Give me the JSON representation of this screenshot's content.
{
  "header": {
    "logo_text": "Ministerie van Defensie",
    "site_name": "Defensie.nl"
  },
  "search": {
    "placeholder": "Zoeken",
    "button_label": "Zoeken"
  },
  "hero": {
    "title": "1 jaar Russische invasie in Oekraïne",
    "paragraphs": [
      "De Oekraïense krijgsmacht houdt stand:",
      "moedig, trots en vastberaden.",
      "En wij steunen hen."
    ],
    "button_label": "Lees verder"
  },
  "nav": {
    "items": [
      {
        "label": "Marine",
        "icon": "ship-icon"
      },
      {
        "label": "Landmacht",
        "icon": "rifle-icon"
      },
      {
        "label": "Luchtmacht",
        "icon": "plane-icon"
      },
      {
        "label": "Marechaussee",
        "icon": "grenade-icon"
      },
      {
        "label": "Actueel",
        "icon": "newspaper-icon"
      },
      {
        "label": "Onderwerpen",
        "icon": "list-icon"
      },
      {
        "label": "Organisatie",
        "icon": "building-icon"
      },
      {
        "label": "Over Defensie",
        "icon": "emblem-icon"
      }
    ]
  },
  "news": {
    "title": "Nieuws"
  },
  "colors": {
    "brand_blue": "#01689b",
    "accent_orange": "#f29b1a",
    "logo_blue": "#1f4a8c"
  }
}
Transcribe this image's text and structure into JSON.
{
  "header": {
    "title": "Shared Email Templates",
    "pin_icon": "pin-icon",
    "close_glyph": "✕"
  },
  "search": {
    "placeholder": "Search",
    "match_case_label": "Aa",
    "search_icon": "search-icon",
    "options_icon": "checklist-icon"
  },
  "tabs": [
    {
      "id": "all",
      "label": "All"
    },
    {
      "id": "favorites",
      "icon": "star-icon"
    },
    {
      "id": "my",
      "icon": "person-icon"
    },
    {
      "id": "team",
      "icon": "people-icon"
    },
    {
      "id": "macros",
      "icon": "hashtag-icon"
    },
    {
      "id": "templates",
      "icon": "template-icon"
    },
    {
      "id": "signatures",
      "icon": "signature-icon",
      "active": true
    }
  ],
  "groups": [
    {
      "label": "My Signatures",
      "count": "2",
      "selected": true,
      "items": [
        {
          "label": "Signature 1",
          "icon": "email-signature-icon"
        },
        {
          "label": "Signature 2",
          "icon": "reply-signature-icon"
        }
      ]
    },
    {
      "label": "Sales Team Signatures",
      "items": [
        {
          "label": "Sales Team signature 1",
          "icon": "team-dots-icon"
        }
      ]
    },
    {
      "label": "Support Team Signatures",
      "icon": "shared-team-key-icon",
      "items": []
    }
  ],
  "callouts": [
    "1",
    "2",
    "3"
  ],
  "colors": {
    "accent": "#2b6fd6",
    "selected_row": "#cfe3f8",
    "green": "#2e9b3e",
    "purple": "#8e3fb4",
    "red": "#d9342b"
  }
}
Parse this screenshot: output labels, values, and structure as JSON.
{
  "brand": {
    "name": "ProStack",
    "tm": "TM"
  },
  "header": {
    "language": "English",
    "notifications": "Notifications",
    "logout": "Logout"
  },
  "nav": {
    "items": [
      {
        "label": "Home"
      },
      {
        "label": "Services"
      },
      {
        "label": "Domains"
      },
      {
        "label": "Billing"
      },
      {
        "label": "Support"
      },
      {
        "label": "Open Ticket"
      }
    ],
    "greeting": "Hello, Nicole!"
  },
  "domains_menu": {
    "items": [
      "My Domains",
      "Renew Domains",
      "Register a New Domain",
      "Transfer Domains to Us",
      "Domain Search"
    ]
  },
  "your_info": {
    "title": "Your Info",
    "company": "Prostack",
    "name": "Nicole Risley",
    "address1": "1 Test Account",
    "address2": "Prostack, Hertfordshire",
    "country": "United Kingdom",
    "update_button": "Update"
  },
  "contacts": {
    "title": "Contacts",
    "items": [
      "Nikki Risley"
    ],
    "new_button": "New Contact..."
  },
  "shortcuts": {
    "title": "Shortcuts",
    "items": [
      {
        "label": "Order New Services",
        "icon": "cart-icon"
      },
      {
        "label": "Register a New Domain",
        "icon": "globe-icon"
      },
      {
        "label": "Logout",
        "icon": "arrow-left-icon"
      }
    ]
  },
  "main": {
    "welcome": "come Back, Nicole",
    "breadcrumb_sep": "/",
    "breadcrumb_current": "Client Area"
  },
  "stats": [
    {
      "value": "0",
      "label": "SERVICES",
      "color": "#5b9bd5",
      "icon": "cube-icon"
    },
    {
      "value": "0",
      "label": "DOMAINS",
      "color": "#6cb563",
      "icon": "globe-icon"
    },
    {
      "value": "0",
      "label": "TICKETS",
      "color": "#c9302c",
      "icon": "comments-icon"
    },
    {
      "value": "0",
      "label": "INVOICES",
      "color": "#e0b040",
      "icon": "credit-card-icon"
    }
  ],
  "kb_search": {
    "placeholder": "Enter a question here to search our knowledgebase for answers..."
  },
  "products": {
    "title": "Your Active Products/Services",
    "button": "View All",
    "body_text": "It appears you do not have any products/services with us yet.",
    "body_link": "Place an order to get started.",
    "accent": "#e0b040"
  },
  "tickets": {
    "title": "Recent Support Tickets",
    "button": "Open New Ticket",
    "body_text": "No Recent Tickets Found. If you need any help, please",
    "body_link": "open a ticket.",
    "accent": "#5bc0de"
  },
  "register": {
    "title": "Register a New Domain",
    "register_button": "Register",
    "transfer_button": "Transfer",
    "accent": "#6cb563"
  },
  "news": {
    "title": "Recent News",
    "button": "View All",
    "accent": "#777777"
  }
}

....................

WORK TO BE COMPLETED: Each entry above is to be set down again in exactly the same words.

OUTPUT:
Give me the JSON representation of this screenshot's content.
{
  "header": {
    "logo_text": "Ministerie van Defensie",
    "site_name": "Defensie.nl"
  },
  "search": {
    "placeholder": "Zoeken",
    "button_label": "Zoeken"
  },
  "hero": {
    "title": "1 jaar Russische invasie in Oekraïne",
    "paragraphs": [
      "De Oekraïense krijgsmacht houdt stand:",
      "moedig, trots en vastberaden.",
      "En wij steunen hen."
    ],
    "button_label": "Lees verder"
  },
  "nav": {
    "items": [
      {
        "label": "Marine",
        "icon": "ship-icon"
      },
      {
        "label": "Landmacht",
        "icon": "rifle-icon"
      },
      {
        "label": "Luchtmacht",
        "icon": "plane-icon"
      },
      {
        "label": "Marechaussee",
        "icon": "grenade-icon"
      },
      {
        "label": "Actueel",
        "icon": "newspaper-icon"
      },
      {
        "label": "Onderwerpen",
        "icon": "list-icon"
      },
      {
        "label": "Organisatie",
        "icon": "building-icon"
      },
      {
        "label": "Over Defensie",
        "icon": "emblem-icon"
      }
    ]
  },
  "news": {
    "title": "Nieuws"
  },
  "colors": {
    "brand_blue": "#01689b",
    "accent_orange": "#f29b1a",
    "logo_blue": "#1f4a8c"
  }
}
Transcribe this image's text and structure into JSON.
{
  "header": {
    "title": "Shared Email Templates",
    "pin_icon": "pin-icon",
    "close_glyph": "✕"
  },
  "search": {
    "placeholder": "Search",
    "match_case_label": "Aa",
    "search_icon": "search-icon",
    "options_icon": "checklist-icon"
  },
  "tabs": [
    {
      "id": "all",
      "label": "All"
    },
    {
      "id": "favorites",
      "icon": "star-icon"
    },
    {
      "id": "my",
      "icon": "person-icon"
    },
    {
      "id": "team",
      "icon": "people-icon"
    },
    {
      "id": "macros",
      "icon": "hashtag-icon"
    },
    {
      "id": "templates",
      "icon": "template-icon"
    },
    {
      "id": "signatures",
      "icon": "signature-icon",
      "active": true
    }
  ],
  "groups": [
    {
      "label": "My Signatures",
      "count": "2",
      "selected": true,
      "items": [
        {
          "label": "Signature 1",
          "icon": "email-signature-icon"
        },
        {
          "label": "Signature 2",
          "icon": "reply-signature-icon"
        }
      ]
    },
    {
      "label": "Sales Team Signatures",
      "items": [
        {
          "label": "Sales Team signature 1",
          "icon": "team-dots-icon"
        }
      ]
    },
    {
      "label": "Support Team Signatures",
      "icon": "shared-team-key-icon",
      "items": []
    }
  ],
  "callouts": [
    "1",
    "2",
    "3"
  ],
  "colors": {
    "accent": "#2b6fd6",
    "selected_row": "#cfe3f8",
    "green": "#2e9b3e",
    "purple": "#8e3fb4",
    "red": "#d9342b"
  }
}
Parse this screenshot: output labels, values, and structure as JSON.
{
  "brand": {
    "name": "ProStack",
    "tm": "TM"
  },
  "header": {
    "language": "English",
    "notifications": "Notifications",
    "logout": "Logout"
  },
  "nav": {
    "items": [
      {
        "label": "Home"
      },
      {
        "label": "Services"
      },
      {
        "label": "Domains"
      },
      {
        "label": "Billing"
      },
      {
        "label": "Support"
      },
      {
        "label": "Open Ticket"
      }
    ],
    "greeting": "Hello, Nicole!"
  },
  "domains_menu": {
    "items": [
      "My Domains",
      "Renew Domains",
      "Register a New Domain",
      "Transfer Domains to Us",
      "Domain Search"
    ]
  },
  "your_info": {
    "title": "Your Info",
    "company": "Prostack",
    "name": "Nicole Risley",
    "address1": "1 Test Account",
    "address2": "Prostack, Hertfordshire",
    "country": "United Kingdom",
    "update_button": "Update"
  },
  "contacts": {
    "title": "Contacts",
    "items": [
      "Nikki Risley"
    ],
    "new_button": "New Contact..."
  },
  "shortcuts": {
    "title": "Shortcuts",
    "items": [
      {
        "label": "Order New Services",
        "icon": "cart-icon"
      },
      {
        "label": "Register a New Domain",
        "icon": "globe-icon"
      },
      {
        "label": "Logout",
        "icon": "arrow-left-icon"
      }
    ]
  },
  "main": {
    "welcome": "come Back, Nicole",
    "breadcrumb_sep": "/",
    "breadcrumb_current": "Client Area"
  },
  "stats": [
    {
      "value": "0",
      "label": "SERVICES",
      "color": "#5b9bd5",
      "icon": "cube-icon"
    },
    {
      "value": "0",
      "label": "DOMAINS",
      "color": "#6cb563",
      "icon": "globe-icon"
    },
    {
      "value": "0",
      "label": "TICKETS",
      "color": "#c9302c",
      "icon": "comments-icon"
    },
    {
      "value": "0",
      "label": "INVOICES",
      "color": "#e0b040",
      "icon": "credit-card-icon"
    }
  ],
  "kb_search": {
    "placeholder": "Enter a question here to search our knowledgebase for answers..."
  },
  "products": {
    "title": "Your Active Products/Services",
    "button": "View All",
    "body_text": "It appears you do not have any products/services with us yet.",
    "body_link": "Place an order to get started.",
    "accent": "#e0b040"
  },
  "tickets": {
    "title": "Recent Support Tickets",
    "button": "Open New Ticket",
    "body_text": "No Recent Tickets Found. If you need any help, please",
    "body_link": "open a ticket.",
    "accent": "#5bc0de"
  },
  "register": {
    "title": "Register a New Domain",
    "register_button": "Register",
    "transfer_button": "Transfer",
    "accent": "#6cb563"
  },
  "news": {
    "title": "Recent News",
    "button": "View All",
    "accent": "#777777"
  }
}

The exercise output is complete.